• Problem description: I need the entries printed again word for word, without the images.

BEGIN Provided records

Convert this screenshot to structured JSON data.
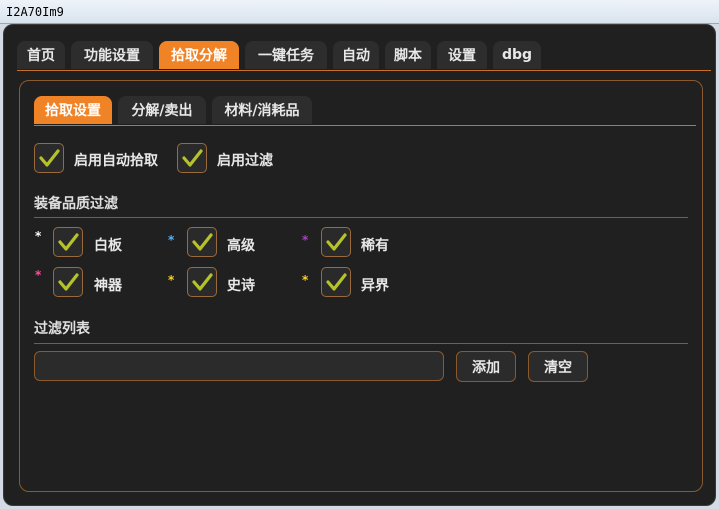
{
  "window": {
    "title": "I2A70Im9"
  },
  "main_tabs": [
    {
      "label": "首页"
    },
    {
      "label": "功能设置"
    },
    {
      "label": "拾取分解",
      "active": true
    },
    {
      "label": "一键任务"
    },
    {
      "label": "自动"
    },
    {
      "label": "脚本"
    },
    {
      "label": "设置"
    },
    {
      "label": "dbg"
    }
  ],
  "sub_tabs": [
    {
      "label": "拾取设置",
      "active": true
    },
    {
      "label": "分解/卖出"
    },
    {
      "label": "材料/消耗品"
    }
  ],
  "options": {
    "auto_pickup": {
      "label": "启用自动拾取",
      "checked": true
    },
    "enable_filter": {
      "label": "启用过滤",
      "checked": true
    }
  },
  "quality_section": {
    "title": "装备品质过滤",
    "items": [
      {
        "label": "白板",
        "star": "*",
        "star_color": "#ffffff",
        "checked": true
      },
      {
        "label": "高级",
        "star": "*",
        "star_color": "#4fb4ff",
        "checked": true
      },
      {
        "label": "稀有",
        "star": "*",
        "star_color": "#b23cc8",
        "checked": true
      },
      {
        "label": "神器",
        "star": "*",
        "star_color": "#ff4f9a",
        "checked": true
      },
      {
        "label": "史诗",
        "star": "*",
        "star_color": "#ffd21e",
        "checked": true
      },
      {
        "label": "异界",
        "star": "*",
        "star_color": "#ffd21e",
        "checked": true
      }
    ]
  },
  "filter_list": {
    "title": "过滤列表",
    "input_value": "",
    "add_label": "添加",
    "clear_label": "清空"
  },
  "colors": {
    "accent": "#f08326",
    "check": "#b5c22a",
    "border": "#8a5a2e"
  }
}
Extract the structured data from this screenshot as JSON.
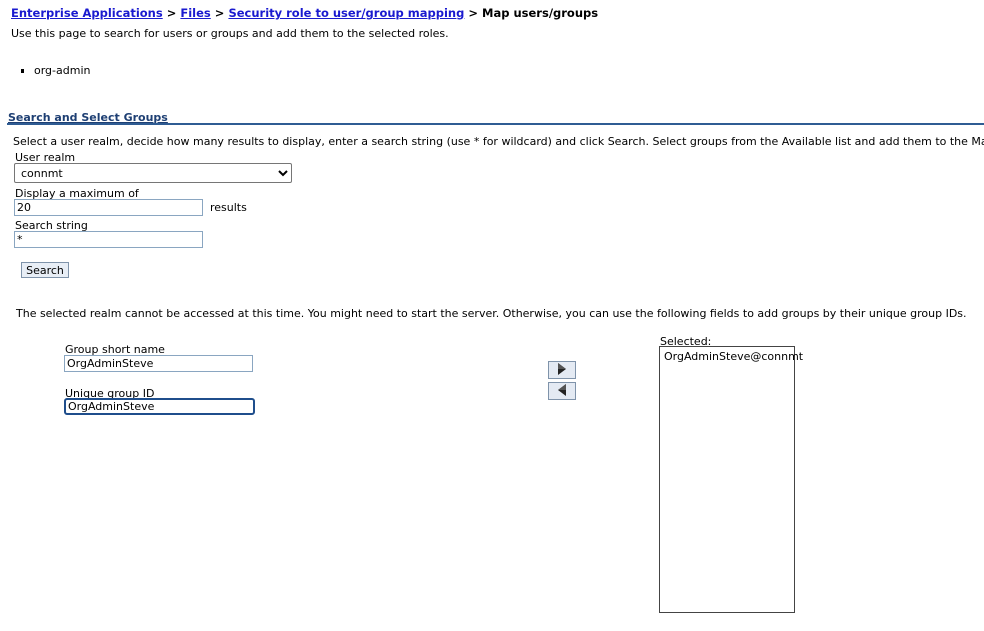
{
  "breadcrumb": {
    "items": [
      "Enterprise Applications",
      "Files",
      "Security role to user/group mapping"
    ],
    "separator": ">",
    "current": "Map users/groups"
  },
  "page_description": "Use this page to search for users or groups and add them to the selected roles.",
  "roles": [
    "org-admin"
  ],
  "search_section": {
    "title": "Search and Select Groups",
    "instructions": "Select a user realm, decide how many results to display, enter a search string (use * for wildcard) and click Search. Select groups from the Available list and add them to the Mapped to role lis",
    "user_realm_label": "User realm",
    "user_realm_value": "connmt",
    "display_max_label": "Display a maximum of",
    "display_max_value": "20",
    "results_label": "results",
    "search_string_label": "Search string",
    "search_string_value": "*",
    "search_button": "Search"
  },
  "realm_message": "The selected realm cannot be accessed at this time. You might need to start the server. Otherwise, you can use the following fields to add groups by their unique group IDs.",
  "manual_group": {
    "short_name_label": "Group short name",
    "short_name_value": "OrgAdminSteve",
    "unique_id_label": "Unique group ID",
    "unique_id_value": "OrgAdminSteve"
  },
  "arrows": {
    "add_icon": "arrow-right-icon",
    "remove_icon": "arrow-left-icon"
  },
  "selected": {
    "label": "Selected:",
    "items": [
      "OrgAdminSteve@connmt"
    ]
  },
  "colors": {
    "link": "#1a1acf",
    "section_title": "#1e3f73",
    "rule": "#2f5c93"
  }
}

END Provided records

• Result:
Convert this screenshot to structured JSON data.
{
  "window": {
    "title": "I2A70Im9"
  },
  "main_tabs": [
    {
      "label": "首页"
    },
    {
      "label": "功能设置"
    },
    {
      "label": "拾取分解",
      "active": true
    },
    {
      "label": "一键任务"
    },
    {
      "label": "自动"
    },
    {
      "label": "脚本"
    },
    {
      "label": "设置"
    },
    {
      "label": "dbg"
    }
  ],
  "sub_tabs": [
    {
      "label": "拾取设置",
      "active": true
    },
    {
      "label": "分解/卖出"
    },
    {
      "label": "材料/消耗品"
    }
  ],
  "options": {
    "auto_pickup": {
      "label": "启用自动拾取",
      "checked": true
    },
    "enable_filter": {
      "label": "启用过滤",
      "checked": true
    }
  },
  "quality_section": {
    "title": "装备品质过滤",
    "items": [
      {
        "label": "白板",
        "star": "*",
        "star_color": "#ffffff",
        "checked": true
      },
      {
        "label": "高级",
        "star": "*",
        "star_color": "#4fb4ff",
        "checked": true
      },
      {
        "label": "稀有",
        "star": "*",
        "star_color": "#b23cc8",
        "checked": true
      },
      {
        "label": "神器",
        "star": "*",
        "star_color": "#ff4f9a",
        "checked": true
      },
      {
        "label": "史诗",
        "star": "*",
        "star_color": "#ffd21e",
        "checked": true
      },
      {
        "label": "异界",
        "star": "*",
        "star_color": "#ffd21e",
        "checked": true
      }
    ]
  },
  "filter_list": {
    "title": "过滤列表",
    "input_value": "",
    "add_label": "添加",
    "clear_label": "清空"
  },
  "colors": {
    "accent": "#f08326",
    "check": "#b5c22a",
    "border": "#8a5a2e"
  }
}
Extract the structured data from this screenshot as JSON.
{
  "breadcrumb": {
    "items": [
      "Enterprise Applications",
      "Files",
      "Security role to user/group mapping"
    ],
    "separator": ">",
    "current": "Map users/groups"
  },
  "page_description": "Use this page to search for users or groups and add them to the selected roles.",
  "roles": [
    "org-admin"
  ],
  "search_section": {
    "title": "Search and Select Groups",
    "instructions": "Select a user realm, decide how many results to display, enter a search string (use * for wildcard) and click Search. Select groups from the Available list and add them to the Mapped to role lis",
    "user_realm_label": "User realm",
    "user_realm_value": "connmt",
    "display_max_label": "Display a maximum of",
    "display_max_value": "20",
    "results_label": "results",
    "search_string_label": "Search string",
    "search_string_value": "*",
    "search_button": "Search"
  },
  "realm_message": "The selected realm cannot be accessed at this time. You might need to start the server. Otherwise, you can use the following fields to add groups by their unique group IDs.",
  "manual_group": {
    "short_name_label": "Group short name",
    "short_name_value": "OrgAdminSteve",
    "unique_id_label": "Unique group ID",
    "unique_id_value": "OrgAdminSteve"
  },
  "arrows": {
    "add_icon": "arrow-right-icon",
    "remove_icon": "arrow-left-icon"
  },
  "selected": {
    "label": "Selected:",
    "items": [
      "OrgAdminSteve@connmt"
    ]
  },
  "colors": {
    "link": "#1a1acf",
    "section_title": "#1e3f73",
    "rule": "#2f5c93"
  }
}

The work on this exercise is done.